Entries from a dataset of interfaces

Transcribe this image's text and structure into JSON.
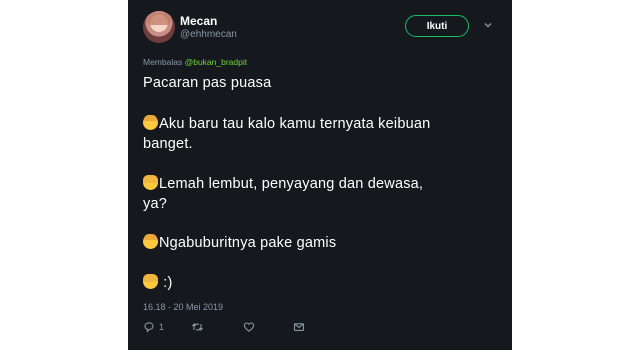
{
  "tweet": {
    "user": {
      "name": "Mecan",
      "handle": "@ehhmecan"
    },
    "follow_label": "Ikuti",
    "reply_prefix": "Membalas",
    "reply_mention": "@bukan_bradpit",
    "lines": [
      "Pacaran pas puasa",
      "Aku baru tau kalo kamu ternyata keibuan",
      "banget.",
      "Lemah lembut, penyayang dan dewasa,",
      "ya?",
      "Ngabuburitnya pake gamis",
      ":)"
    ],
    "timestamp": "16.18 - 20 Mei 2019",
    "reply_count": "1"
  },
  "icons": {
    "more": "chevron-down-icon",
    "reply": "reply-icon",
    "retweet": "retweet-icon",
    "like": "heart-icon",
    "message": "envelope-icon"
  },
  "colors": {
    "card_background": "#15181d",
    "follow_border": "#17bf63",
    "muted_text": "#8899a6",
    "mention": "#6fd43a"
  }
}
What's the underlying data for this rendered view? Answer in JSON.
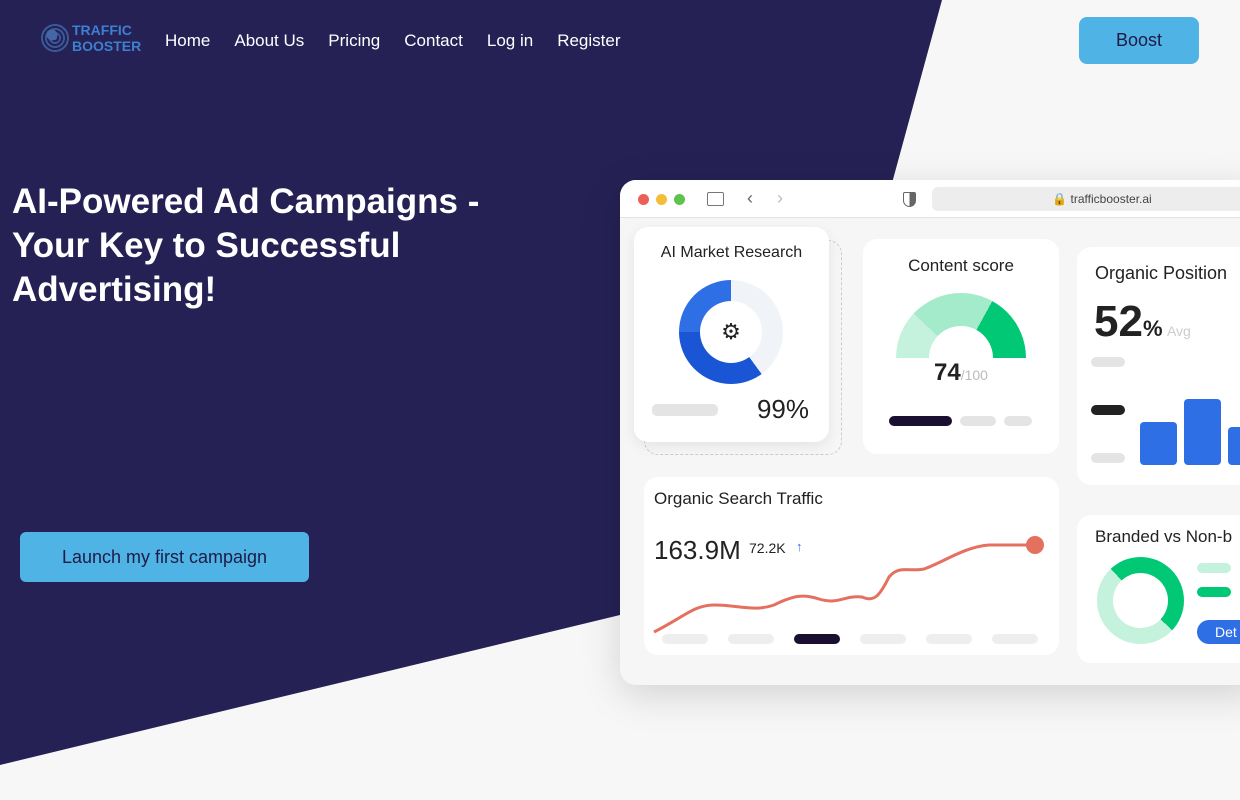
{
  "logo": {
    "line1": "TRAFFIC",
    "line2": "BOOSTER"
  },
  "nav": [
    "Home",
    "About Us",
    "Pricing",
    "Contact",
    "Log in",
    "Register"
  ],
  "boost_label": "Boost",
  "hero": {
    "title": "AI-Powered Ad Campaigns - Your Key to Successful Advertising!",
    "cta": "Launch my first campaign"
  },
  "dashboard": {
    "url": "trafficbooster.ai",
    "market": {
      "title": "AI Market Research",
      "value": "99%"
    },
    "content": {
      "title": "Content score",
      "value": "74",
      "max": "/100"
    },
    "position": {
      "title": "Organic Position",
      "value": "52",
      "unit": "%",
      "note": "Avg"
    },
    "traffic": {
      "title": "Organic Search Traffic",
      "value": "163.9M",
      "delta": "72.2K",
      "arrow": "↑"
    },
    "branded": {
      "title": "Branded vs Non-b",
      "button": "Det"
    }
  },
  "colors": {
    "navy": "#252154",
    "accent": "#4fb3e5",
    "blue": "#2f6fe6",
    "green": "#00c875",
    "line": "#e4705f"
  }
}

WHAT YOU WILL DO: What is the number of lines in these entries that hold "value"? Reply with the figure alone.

YOUR RESPONSE: 4